- [ACTION ITEM]
Only one thing is required: the number of lines in the entries below that contain "Romaji".

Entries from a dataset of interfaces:
....................

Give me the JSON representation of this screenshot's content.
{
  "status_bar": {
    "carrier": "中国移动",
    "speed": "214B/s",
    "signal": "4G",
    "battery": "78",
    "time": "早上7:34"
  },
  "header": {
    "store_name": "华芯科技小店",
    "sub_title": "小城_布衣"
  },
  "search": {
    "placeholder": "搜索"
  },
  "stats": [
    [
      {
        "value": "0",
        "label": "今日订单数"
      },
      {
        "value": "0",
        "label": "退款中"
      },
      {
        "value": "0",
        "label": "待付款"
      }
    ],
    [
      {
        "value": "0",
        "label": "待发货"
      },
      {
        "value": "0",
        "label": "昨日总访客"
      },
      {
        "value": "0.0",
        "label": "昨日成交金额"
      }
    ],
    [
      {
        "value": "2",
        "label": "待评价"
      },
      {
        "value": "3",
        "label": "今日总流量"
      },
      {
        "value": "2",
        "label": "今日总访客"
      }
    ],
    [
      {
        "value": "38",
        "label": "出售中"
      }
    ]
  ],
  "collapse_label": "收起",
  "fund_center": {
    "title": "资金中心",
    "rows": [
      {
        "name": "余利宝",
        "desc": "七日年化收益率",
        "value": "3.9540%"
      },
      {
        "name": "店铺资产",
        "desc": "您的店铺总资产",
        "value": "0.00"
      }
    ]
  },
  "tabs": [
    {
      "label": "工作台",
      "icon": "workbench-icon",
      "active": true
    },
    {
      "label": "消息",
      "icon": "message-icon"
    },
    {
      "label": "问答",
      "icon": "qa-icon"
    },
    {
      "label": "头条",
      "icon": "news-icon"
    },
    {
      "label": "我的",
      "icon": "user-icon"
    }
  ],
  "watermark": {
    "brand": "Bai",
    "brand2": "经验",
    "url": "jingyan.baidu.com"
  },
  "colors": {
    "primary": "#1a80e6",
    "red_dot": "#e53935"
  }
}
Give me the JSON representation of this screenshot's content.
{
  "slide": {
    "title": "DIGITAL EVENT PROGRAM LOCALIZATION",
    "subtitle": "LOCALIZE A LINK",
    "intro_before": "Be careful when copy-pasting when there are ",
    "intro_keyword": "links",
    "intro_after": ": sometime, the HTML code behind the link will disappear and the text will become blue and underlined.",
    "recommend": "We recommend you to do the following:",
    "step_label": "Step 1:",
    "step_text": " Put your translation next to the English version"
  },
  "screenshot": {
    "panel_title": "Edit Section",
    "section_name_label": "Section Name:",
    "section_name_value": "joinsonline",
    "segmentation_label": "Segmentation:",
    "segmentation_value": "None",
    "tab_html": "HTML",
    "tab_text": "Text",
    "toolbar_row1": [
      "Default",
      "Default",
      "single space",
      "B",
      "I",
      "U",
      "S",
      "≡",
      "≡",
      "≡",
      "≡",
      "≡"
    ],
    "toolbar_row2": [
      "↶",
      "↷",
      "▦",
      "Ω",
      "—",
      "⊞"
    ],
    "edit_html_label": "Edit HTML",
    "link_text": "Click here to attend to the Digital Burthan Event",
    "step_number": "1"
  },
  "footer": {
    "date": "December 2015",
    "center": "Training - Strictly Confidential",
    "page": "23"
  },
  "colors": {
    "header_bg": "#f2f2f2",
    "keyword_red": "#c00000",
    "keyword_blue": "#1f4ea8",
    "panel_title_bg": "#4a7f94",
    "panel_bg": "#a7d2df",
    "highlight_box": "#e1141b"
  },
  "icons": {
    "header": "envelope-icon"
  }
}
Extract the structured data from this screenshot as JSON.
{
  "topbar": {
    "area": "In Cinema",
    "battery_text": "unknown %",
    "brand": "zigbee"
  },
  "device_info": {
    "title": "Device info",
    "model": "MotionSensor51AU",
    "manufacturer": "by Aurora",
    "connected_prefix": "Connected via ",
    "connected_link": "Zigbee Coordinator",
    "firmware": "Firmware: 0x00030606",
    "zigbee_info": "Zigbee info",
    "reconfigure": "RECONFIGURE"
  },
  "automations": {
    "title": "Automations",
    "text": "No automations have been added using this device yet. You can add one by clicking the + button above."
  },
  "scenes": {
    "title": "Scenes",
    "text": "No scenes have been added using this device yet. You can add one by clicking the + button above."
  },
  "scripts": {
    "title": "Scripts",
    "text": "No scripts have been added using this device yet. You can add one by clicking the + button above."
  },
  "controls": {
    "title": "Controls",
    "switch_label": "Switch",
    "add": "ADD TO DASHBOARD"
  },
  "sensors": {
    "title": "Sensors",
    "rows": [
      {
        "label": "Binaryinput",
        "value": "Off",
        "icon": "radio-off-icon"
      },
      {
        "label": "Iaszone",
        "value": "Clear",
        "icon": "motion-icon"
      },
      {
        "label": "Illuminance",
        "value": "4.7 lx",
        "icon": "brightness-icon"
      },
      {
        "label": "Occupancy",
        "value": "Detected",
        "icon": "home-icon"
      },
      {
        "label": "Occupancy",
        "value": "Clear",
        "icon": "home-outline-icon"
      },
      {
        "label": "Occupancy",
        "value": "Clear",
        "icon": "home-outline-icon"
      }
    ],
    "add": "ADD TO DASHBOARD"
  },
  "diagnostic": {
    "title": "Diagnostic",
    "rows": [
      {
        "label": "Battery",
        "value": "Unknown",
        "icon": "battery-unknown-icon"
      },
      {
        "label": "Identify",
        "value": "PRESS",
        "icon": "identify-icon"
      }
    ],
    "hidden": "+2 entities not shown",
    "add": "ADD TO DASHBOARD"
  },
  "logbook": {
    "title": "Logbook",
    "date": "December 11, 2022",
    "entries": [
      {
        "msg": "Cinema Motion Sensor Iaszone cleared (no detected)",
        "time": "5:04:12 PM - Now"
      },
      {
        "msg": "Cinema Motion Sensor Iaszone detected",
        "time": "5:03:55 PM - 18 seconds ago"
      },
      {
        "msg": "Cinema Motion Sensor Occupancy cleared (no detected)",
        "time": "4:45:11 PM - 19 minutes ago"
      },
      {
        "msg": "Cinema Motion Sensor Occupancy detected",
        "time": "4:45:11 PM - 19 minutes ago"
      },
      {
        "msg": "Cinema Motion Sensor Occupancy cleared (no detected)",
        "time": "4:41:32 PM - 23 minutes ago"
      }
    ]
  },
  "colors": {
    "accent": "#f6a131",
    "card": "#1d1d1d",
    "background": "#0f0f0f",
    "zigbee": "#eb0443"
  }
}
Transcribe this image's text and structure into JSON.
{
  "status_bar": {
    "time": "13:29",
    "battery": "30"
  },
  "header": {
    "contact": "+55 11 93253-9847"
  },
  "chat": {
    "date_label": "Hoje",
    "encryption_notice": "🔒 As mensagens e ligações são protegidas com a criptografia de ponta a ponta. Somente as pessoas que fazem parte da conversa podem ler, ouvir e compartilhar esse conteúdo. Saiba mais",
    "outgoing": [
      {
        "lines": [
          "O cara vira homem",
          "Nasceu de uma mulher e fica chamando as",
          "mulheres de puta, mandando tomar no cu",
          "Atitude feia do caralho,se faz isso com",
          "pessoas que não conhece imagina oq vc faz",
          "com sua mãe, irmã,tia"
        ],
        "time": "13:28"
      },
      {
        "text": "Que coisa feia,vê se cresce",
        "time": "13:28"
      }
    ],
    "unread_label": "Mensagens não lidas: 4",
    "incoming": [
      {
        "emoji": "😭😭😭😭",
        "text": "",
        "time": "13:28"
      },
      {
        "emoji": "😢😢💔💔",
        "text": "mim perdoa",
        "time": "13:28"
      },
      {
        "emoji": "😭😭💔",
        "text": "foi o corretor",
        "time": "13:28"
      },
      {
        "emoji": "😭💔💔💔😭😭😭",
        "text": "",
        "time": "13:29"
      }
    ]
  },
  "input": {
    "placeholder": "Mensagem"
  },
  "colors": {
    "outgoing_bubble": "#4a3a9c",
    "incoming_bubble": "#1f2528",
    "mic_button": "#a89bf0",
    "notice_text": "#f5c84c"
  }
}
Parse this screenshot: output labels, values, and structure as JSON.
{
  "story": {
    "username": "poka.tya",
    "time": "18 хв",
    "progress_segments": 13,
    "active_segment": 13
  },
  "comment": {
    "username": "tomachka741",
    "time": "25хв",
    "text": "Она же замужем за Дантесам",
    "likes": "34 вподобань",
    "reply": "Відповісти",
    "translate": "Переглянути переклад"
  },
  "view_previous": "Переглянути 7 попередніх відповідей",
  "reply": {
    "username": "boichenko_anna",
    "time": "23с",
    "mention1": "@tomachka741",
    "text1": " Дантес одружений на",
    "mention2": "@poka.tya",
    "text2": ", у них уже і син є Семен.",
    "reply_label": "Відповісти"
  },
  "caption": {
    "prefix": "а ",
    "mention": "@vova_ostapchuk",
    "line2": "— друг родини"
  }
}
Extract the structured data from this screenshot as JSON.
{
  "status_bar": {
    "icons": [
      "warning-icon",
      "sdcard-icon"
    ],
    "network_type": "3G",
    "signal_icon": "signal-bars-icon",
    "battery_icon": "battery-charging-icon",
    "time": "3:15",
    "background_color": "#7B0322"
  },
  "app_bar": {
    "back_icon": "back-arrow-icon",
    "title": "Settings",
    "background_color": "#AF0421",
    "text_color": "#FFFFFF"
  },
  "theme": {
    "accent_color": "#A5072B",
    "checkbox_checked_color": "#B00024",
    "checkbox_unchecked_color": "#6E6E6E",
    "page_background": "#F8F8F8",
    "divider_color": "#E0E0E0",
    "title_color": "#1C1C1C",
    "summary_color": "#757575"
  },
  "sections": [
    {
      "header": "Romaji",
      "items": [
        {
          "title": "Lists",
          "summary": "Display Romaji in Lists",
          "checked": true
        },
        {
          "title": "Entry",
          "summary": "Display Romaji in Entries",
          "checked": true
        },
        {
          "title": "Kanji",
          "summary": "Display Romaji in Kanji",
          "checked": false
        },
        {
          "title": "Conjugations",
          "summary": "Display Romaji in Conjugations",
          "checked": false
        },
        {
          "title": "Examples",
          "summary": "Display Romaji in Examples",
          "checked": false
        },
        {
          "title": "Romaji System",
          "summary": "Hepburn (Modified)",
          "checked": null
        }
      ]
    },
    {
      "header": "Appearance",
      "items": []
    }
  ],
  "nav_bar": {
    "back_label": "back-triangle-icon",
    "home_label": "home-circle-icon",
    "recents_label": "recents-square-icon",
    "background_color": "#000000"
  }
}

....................

- [ANSWER TO THIS PROBLEM]
7